**Work required**
Report all lines in the records that hold the string "Δημοσίευση".

+-------+

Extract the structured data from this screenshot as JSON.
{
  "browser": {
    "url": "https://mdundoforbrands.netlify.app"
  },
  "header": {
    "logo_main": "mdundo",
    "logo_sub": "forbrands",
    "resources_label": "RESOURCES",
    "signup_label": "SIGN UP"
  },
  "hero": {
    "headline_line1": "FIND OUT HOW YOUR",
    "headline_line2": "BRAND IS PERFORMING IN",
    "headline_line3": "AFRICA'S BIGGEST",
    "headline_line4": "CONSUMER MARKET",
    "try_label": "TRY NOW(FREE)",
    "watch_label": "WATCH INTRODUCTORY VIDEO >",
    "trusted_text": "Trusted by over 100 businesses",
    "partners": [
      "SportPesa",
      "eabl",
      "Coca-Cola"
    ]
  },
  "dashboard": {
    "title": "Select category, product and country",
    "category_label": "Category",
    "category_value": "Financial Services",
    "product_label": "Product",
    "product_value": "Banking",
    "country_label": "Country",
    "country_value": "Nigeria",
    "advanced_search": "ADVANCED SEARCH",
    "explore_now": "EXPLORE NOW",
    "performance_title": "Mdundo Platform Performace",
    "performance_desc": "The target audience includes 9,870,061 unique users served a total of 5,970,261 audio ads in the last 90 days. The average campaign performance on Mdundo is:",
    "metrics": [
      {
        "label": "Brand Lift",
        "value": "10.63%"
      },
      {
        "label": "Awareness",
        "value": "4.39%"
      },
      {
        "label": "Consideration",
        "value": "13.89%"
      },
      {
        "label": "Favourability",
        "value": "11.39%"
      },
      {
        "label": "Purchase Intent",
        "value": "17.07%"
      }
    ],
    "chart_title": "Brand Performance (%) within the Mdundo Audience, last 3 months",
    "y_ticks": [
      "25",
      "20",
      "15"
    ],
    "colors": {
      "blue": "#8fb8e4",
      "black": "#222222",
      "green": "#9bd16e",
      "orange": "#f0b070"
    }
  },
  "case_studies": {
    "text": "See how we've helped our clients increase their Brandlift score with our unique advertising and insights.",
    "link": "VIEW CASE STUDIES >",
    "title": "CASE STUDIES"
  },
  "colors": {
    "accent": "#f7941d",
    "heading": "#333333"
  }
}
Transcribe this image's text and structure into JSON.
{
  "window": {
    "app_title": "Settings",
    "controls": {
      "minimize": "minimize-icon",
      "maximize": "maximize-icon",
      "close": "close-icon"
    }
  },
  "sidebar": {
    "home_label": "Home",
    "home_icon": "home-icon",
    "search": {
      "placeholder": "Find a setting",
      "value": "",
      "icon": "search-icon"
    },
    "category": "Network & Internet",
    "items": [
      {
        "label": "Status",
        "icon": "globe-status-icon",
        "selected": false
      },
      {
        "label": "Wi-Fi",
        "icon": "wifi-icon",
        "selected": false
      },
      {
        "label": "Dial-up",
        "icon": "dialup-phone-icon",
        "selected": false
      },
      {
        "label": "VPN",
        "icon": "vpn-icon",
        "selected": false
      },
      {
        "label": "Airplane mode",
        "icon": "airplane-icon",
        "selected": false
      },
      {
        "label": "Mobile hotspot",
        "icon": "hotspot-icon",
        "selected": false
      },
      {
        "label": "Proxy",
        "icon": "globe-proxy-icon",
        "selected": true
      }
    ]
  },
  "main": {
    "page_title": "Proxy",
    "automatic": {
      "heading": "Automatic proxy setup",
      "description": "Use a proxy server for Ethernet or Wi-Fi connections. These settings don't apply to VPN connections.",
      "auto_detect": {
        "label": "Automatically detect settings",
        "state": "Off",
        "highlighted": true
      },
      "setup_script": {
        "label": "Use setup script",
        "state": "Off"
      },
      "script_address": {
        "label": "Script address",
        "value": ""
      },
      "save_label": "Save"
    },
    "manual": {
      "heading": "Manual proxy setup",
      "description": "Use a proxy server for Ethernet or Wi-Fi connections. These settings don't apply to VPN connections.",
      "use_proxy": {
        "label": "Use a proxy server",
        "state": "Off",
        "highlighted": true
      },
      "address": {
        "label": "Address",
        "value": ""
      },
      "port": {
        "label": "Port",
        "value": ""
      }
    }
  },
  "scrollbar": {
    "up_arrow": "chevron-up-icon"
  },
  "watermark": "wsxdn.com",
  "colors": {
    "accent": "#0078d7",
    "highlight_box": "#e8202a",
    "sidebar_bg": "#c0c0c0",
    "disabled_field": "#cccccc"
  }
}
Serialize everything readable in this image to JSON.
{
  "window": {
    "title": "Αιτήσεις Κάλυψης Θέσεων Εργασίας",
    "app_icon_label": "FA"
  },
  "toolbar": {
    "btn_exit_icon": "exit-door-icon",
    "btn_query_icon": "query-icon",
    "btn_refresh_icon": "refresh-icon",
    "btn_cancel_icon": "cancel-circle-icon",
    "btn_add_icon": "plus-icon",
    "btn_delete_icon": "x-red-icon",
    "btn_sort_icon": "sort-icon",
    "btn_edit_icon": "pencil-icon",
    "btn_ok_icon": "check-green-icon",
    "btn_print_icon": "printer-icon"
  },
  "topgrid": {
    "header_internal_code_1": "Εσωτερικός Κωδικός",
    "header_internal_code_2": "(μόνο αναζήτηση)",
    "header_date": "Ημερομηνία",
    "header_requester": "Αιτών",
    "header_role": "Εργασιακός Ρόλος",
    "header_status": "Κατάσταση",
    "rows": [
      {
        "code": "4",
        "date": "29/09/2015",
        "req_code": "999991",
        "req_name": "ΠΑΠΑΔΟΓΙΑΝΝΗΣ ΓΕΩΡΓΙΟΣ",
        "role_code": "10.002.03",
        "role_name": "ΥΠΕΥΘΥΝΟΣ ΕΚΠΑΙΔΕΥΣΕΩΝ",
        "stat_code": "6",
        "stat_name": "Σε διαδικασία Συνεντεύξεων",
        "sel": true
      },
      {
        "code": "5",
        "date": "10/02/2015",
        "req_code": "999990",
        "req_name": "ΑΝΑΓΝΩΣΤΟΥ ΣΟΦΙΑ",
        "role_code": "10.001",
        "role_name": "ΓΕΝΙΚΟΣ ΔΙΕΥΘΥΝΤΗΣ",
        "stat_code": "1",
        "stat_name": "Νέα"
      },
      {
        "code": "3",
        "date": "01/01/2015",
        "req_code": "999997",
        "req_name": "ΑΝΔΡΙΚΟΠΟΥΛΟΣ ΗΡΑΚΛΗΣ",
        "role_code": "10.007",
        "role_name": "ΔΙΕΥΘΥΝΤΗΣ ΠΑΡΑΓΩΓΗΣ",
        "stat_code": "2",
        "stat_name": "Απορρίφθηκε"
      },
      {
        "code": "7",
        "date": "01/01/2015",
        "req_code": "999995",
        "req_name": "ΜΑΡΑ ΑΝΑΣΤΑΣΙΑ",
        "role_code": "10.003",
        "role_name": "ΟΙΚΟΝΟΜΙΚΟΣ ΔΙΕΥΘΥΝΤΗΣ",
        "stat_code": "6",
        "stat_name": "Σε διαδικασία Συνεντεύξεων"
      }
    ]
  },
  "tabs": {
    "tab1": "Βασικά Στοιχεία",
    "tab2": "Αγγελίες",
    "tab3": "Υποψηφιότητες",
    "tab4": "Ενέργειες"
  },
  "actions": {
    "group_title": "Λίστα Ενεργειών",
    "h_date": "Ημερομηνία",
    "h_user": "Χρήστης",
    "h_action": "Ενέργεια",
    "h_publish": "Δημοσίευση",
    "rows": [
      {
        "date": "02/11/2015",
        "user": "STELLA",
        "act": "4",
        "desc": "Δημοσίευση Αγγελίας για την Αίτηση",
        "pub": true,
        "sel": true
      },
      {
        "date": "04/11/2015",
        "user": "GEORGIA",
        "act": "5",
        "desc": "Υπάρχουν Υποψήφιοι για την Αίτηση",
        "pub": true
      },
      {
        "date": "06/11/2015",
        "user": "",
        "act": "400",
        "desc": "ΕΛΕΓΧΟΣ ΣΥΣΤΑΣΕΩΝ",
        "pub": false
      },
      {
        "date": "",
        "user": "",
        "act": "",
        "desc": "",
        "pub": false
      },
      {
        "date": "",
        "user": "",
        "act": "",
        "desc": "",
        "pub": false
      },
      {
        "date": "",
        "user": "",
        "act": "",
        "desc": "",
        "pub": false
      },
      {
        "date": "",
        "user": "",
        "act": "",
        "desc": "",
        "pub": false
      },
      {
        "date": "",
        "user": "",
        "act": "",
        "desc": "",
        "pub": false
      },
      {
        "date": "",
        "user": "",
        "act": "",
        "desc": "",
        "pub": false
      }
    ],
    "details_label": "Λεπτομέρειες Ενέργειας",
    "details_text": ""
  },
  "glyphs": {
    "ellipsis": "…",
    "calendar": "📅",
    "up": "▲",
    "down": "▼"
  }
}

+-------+

**Result of the exercise**
    "h_publish": "Δημοσίευση",
        "desc": "Δημοσίευση Αγγελίας για την Αίτηση",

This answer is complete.